Damian Grant

Damian Grant a senior lecturer in English at the University of Manchester is the author of Realism and of a study of Tobias Smollett.

Douglas Dunn’s Selected Poems includes the greater part of his published poems, from Terry Street (published in 1969, and reissued with this selection) through four more volumes to the widely acclaimed Elegies (1985). Terry Street and the two following volumes, The Happier Life and Love or Nothing, were well received as plain unvarnished poems of Northern suburbia: and now the inventory of working-class clothes, foods and pastimes has a certain period interest. This is the beginning of the end of that culture mourned by Jeremy Seabrook among others:

Stalker & Co

Damian Grant, 20 November 1986
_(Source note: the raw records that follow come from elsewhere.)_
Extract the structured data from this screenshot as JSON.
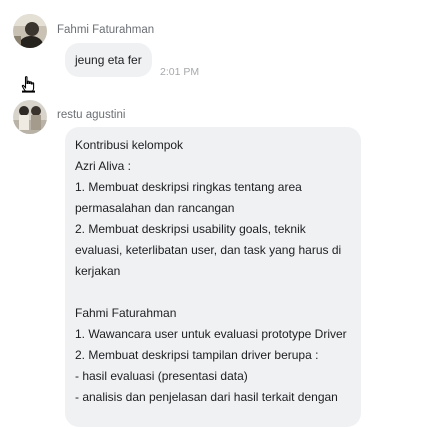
{
  "conversation": {
    "message1": {
      "sender": "Fahmi Faturahman",
      "text": "jeung eta fer",
      "time": "2:01 PM"
    },
    "message2": {
      "sender": "restu agustini",
      "lines": [
        "Kontribusi kelompok",
        "Azri Aliva :",
        "1. Membuat deskripsi ringkas tentang area",
        "permasalahan dan rancangan",
        "2. Membuat deskripsi usability goals, teknik",
        "evaluasi, keterlibatan user, dan task yang harus di",
        "kerjakan",
        "",
        "Fahmi Faturahman",
        "1. Wawancara user untuk evaluasi prototype Driver",
        "2. Membuat deskripsi tampilan driver berupa :",
        "- hasil evaluasi (presentasi data)",
        "- analisis dan penjelasan dari hasil terkait dengan"
      ]
    }
  },
  "icons": {
    "cursor": "hand-pointer-icon",
    "avatar1": "user-avatar-photo",
    "avatar2": "user-avatar-photo"
  },
  "colors": {
    "bubble": "#f0f1f3",
    "sender_text": "#6b6f74",
    "time_text": "#a6a9ad"
  }
}
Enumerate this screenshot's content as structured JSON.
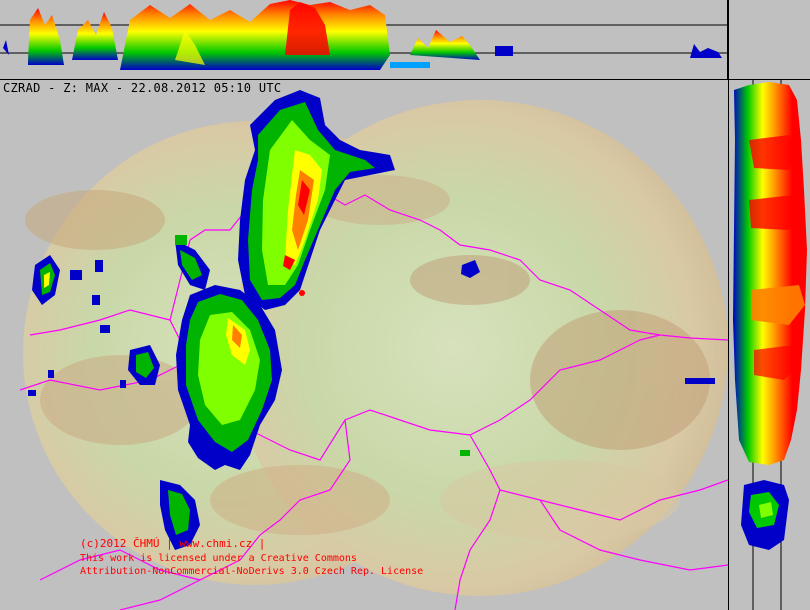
{
  "header": {
    "title": "CZRAD - Z: MAX - 22.08.2012 05:10 UTC"
  },
  "credits": {
    "copyright": "(c)2012 ČHMÚ | www.chmi.cz |",
    "license_line_1": "This work is licensed under a Creative Commons",
    "license_line_2": "Attribution-NonCommercial-NoDerivs 3.0 Czech Rep. License"
  },
  "colors": {
    "background": "#c0c0c0",
    "credit_text": "#ff0000",
    "border_lines": "#ff00ff",
    "radar_low": "#0000c8",
    "radar_mid": "#00c800",
    "radar_high": "#ffff00",
    "radar_max": "#ff0000"
  },
  "icons": {
    "radar_site_marker": "red-dot-marker"
  }
}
In an article on Arthur Koestler written in 1944, George Orwell suggested that the lack of imaginative depth in English political fictions, when these are compared with works of European origin, may be due to the fact that the English simply lack any experience of the totalitarian state: ‘The special world created by secret-police forces, censorship of opinion, torture and frame-up trials is, of course, known about and to some extent disapproved of, but it has made very little emotional impact.’ Forty years on, one wonders whether Orwell would have found his compatriots quite so effectively disqualified in this respect. Recent events in the northern part of this kingdom give rise to serious anxieties about the integrity and accountability of our Police Forces. It is not surprising that Geoff Newman’s play Operation Bad Apple, based upon the thwarted Countryman inquiry into corruption within the Metropolitan Police, is currently enjoying a successful run (to appalled audiences) at Bolton’s Octagon Theatre.
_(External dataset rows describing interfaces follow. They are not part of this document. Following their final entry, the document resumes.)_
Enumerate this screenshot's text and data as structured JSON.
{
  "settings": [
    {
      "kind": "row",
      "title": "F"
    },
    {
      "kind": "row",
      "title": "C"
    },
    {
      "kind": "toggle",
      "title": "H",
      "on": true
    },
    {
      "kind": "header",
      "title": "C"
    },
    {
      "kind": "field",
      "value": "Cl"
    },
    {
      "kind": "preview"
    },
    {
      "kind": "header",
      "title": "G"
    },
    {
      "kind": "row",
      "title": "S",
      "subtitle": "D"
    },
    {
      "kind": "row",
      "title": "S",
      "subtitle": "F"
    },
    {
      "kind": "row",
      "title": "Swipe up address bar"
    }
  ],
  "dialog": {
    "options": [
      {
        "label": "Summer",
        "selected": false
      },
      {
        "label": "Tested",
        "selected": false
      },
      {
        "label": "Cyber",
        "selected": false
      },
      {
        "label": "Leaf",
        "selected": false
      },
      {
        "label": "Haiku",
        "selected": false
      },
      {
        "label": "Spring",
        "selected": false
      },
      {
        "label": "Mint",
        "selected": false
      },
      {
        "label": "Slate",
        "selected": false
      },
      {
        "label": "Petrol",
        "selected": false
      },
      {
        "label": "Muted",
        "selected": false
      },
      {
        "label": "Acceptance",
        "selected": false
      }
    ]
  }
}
Duff Poetry

11 October 1990

I know that a travesty and a transvestite tumble out of the same bed, but Danny Karlin’s hairy-legged attempt to pee on Fiona Pitt-Kethley’s feet (Letters, 8 November) can’t be let pass. There’s none so deaf as those that won’t hear. I suspect that Karlin’s ‘argument’ against Pitt-Kethley’s poems actually works the other way round: that is, because he doesn’t like them, he persuades...
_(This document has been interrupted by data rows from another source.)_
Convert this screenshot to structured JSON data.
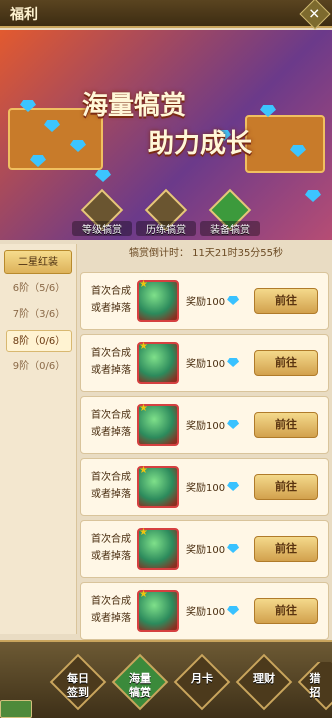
{
  "topbar": {
    "title": "福利"
  },
  "banner": {
    "line1": "海量犒赏",
    "line2": "助力成长"
  },
  "tabs": [
    {
      "label": "等级犒赏"
    },
    {
      "label": "历练犒赏"
    },
    {
      "label": "装备犒赏",
      "active": true
    }
  ],
  "timer": "犒赏倒计时： 11天21时35分55秒",
  "sidebar": {
    "header": "二星红装",
    "items": [
      "6阶（5/6）",
      "7阶（3/6）",
      "8阶（0/6）",
      "9阶（0/6）"
    ],
    "selected": "8阶（0/6）"
  },
  "cards": [
    {
      "desc": "首次合成或者掉落",
      "reward": "奖励100",
      "button": "前往"
    },
    {
      "desc": "首次合成或者掉落",
      "reward": "奖励100",
      "button": "前往"
    },
    {
      "desc": "首次合成或者掉落",
      "reward": "奖励100",
      "button": "前往"
    },
    {
      "desc": "首次合成或者掉落",
      "reward": "奖励100",
      "button": "前往"
    },
    {
      "desc": "首次合成或者掉落",
      "reward": "奖励100",
      "button": "前往"
    },
    {
      "desc": "首次合成或者掉落",
      "reward": "奖励100",
      "button": "前往"
    }
  ],
  "bottom_nav": [
    {
      "label": "每日\n签到"
    },
    {
      "label": "海量\n犒赏",
      "active": true
    },
    {
      "label": "月卡"
    },
    {
      "label": "理财"
    },
    {
      "label": "猎\n招"
    }
  ],
  "icons": {
    "close": "close-icon",
    "gem": "diamond-icon",
    "chest": "treasure-chest-icon",
    "back": "back-arrow-icon"
  }
}
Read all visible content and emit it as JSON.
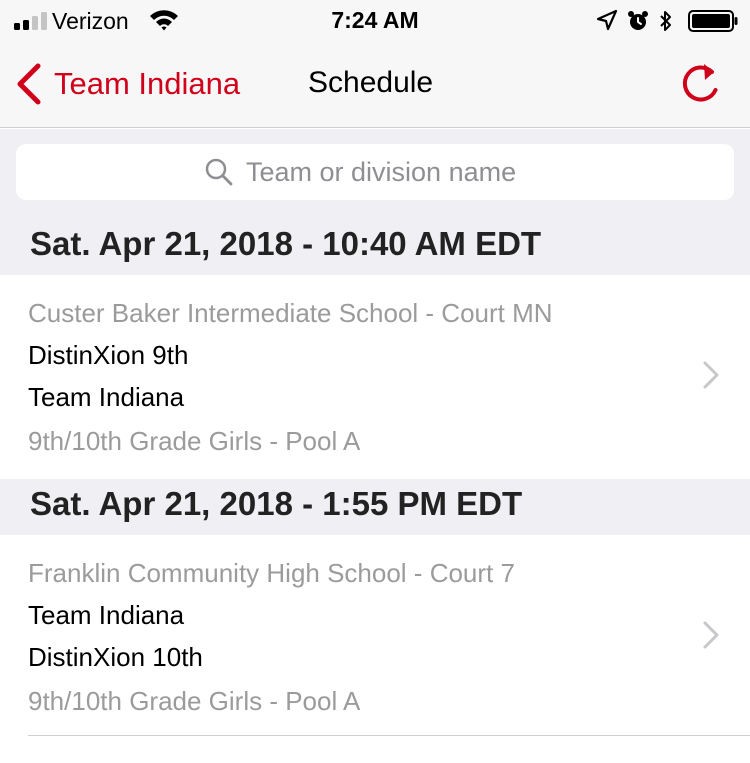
{
  "status_bar": {
    "carrier": "Verizon",
    "time": "7:24 AM",
    "signal_bars_filled": 2,
    "signal_bars_total": 4,
    "icons": [
      "signal-icon",
      "wifi-icon",
      "location-arrow-icon",
      "alarm-icon",
      "bluetooth-icon",
      "battery-icon"
    ]
  },
  "nav": {
    "back_label": "Team Indiana",
    "title": "Schedule",
    "back_icon": "chevron-left-icon",
    "refresh_icon": "refresh-icon"
  },
  "search": {
    "placeholder": "Team or division name",
    "value": "",
    "icon": "search-icon"
  },
  "schedule": [
    {
      "header": "Sat. Apr 21, 2018 - 10:40 AM EDT",
      "venue": "Custer Baker Intermediate School - Court MN",
      "team1": "DistinXion 9th",
      "team2": "Team Indiana",
      "division": "9th/10th Grade Girls - Pool A"
    },
    {
      "header": "Sat. Apr 21, 2018 - 1:55 PM EDT",
      "venue": "Franklin Community High School - Court 7",
      "team1": "Team Indiana",
      "team2": "DistinXion 10th",
      "division": "9th/10th Grade Girls - Pool A"
    }
  ],
  "colors": {
    "accent": "#d0021b",
    "bar_background": "#f7f7f7",
    "group_background": "#efeff4",
    "secondary_text": "#9b9b9b",
    "chevron": "#c7c7cc"
  }
}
Folk Hero

3 March 1988

SIR: One was grateful for Gabrielle Cox’s well-informed review of the Stalker saga which questioned the false consolation to be derived from accepting the ‘whiter than white’ John Stalker created in curious collusion between his own and the public imagination. John Stalker was the victim of an official cover-up in Northern Ireland, which disrupted both his professional and personal life. With...

Stalker & Co

20 November 1986

SIR: I had been going to say, in response to Mr Davies (Letters, 18 December 1986), that he overlooked one of the main points in my article about the parallel cases of Mr Stalker and the Manchester students: that I did consider Mr Stalker responsible, as Deputy Chief Constable, for any breach of discipline by officers of the Greater Manchester Police; and that I did deplore his refusal to take complaints...

Read anywhere with the London Review of Books app, available now from the App Store for Apple devices, Google Play for Android devices and Amazon for your Kindle Fire.

Sign up to our newsletter

For highlights from the latest issue, our archive and the blog, as well as news, events and exclusive promotions.

Newsletter Preferences